“You just have to let things be and not do anything about them. That is probably the greatest discipline in the world because our whole thing is about making it happen. The point is to be present and trust the process,” write authors Charlene Belitz and Meg Lundstrom in The Power of Flow: Practical Ways to Transform Your Life with Meaningful Coincidence.
What if being lost turned out to be your greatest gift?
If you’ve used a GPS device before and have taken the wrong turn, you’ll know that as long as you enter the right coordinates, the unit will find its way to your destination, no matter which road you take.
Life functions in the same respect. You are connected to a greater intelligence through intuition and emotional guidance. Whilst you may veer off course, you can never stray far because your connection to this intelligence is far greater.
If you’re feeling lost, reconnect with your purposeful self to get back on track. It may require you to get quiet to listen to the stillness within that knows your next move.
To concede defeat may be your best move and not detrimental as you might think. In surrendering, you are made aware of a new direction you hadn’t considered before.
Trust you will reach your destination before long.
I invite you to retreat into these moments of silence often. When the mind is absorbed in excessive thought, it is difficult to find your way given the cloud of distorted thinking.
Remain still until a stirring within you summons you to take action.

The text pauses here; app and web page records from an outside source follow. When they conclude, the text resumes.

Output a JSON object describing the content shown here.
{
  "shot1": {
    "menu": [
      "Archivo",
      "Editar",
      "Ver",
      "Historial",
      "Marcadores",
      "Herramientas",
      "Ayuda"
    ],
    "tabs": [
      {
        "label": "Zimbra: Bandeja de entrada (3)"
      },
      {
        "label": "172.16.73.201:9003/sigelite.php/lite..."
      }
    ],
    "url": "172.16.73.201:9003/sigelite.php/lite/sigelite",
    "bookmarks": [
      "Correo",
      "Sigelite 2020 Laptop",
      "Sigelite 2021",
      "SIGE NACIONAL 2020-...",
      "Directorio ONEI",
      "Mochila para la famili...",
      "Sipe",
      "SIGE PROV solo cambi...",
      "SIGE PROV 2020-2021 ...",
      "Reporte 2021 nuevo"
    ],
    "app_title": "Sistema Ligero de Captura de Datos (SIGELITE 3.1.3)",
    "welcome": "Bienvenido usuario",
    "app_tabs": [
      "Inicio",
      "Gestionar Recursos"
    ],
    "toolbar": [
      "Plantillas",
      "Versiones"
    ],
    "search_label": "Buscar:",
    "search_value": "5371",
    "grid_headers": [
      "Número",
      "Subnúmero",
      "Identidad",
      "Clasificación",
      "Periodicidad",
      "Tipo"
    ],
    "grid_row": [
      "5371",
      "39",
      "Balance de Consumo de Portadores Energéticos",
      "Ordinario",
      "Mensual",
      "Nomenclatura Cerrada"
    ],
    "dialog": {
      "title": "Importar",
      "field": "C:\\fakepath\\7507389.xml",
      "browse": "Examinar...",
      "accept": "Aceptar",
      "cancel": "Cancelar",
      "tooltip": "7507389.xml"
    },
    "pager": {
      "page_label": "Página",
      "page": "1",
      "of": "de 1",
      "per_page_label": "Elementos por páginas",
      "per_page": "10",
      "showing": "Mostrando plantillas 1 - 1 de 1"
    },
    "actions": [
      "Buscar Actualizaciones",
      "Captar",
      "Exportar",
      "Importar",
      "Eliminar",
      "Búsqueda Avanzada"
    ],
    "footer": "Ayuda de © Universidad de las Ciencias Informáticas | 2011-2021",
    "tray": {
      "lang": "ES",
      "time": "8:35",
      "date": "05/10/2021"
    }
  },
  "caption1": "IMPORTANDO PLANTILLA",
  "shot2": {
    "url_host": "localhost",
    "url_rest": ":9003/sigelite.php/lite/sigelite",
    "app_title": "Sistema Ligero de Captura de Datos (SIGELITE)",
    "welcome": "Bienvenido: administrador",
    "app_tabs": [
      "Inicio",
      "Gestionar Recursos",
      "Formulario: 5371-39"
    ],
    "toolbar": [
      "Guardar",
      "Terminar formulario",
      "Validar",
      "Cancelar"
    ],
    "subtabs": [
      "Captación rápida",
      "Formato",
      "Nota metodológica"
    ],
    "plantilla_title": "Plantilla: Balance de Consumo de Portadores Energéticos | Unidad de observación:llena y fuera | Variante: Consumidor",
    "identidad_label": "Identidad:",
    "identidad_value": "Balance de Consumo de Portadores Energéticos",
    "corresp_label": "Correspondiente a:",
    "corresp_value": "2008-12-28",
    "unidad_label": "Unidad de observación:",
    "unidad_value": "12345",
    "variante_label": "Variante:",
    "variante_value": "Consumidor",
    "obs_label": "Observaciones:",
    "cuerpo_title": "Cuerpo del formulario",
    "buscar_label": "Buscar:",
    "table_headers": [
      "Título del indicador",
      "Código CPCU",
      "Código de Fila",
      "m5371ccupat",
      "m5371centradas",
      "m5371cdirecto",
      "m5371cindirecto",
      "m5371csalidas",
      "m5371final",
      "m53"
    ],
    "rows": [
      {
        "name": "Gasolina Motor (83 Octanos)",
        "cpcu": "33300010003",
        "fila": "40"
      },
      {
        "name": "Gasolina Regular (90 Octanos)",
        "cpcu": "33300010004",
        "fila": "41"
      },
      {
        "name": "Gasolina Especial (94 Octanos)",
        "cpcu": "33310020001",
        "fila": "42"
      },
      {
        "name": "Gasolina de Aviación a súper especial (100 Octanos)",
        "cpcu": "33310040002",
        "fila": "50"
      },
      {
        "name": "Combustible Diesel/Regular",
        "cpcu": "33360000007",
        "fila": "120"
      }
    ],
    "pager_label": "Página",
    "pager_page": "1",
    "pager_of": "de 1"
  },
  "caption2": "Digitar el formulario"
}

You will know when to take the next step, not unlike knowing when you’re hungry and must eat. It is the same intelligence guiding you.
A television may pause momentarily while buffering data to stream your favourite show. However, it is still a TV despite the brief disruption to its viewing. So it is of your life’s journey.
Strength of Character
“And you? When will you begin that long journey into yourself?” — Rumi
Life is a recurring tale of surprises. Sometimes you may feel lost while other times your path is well laid out. There is a greater purpose to everything which is known further down the road.
“You cannot, I repeat CANNOT dwell in any blame game in your life. Even blaming yourself is completely useless,” states Gary John Bishop in Unfu*K Yourself: Get Out of Your Head and into Your Life.
Despite popular opinion espousing seeking happiness is key, doing so when you are lost is akin to expecting the sun to shine through a raging storm. Advance through the storm and assuredly, the sun will find its way through an unblemished sky.
Share your pain with others to support you and help you find your way back. What may appear as being stuck holds your greatest gift, yet seldom it appears that way.
In Paulo Coelho’s book The Alchemist, Santiago the young shepherd boy traverses the globe in search of his personal legend, to find it was present at home all along. Had he not embarked upon the journey, he would have missed the wisdom and insights gained along the way.
A confident outlook is paramount, since failure has a way of sharpening the saw of a person’s character. That which you sense when you are at your lowest point flames your inner spirit and invokes true grit and strength of mind.
Author Brené Brown writes in Rising Strong: “The truth is that falling hurts. The dare is to keep being brave and feel your way back up.”
Knowing your time is limited invites you to stop reaching for answers that don’t exist. Man spends a lifetime cultivating his way on earth and will naturally veer off track, only to find his way back again.
Nothing good results from fearing for the worst. For the breadth of one’s life is to be measured by memorable moments, not by losing direction.
Contained within each uncertainty lies the opportunity to step into your own power and know your true worth. Don’t allow it to be obscured by opposing what tomorrow will bring.
For it is not thoughts nor words that man craves, but the core of his actions that invokes the promise of a hopeful future.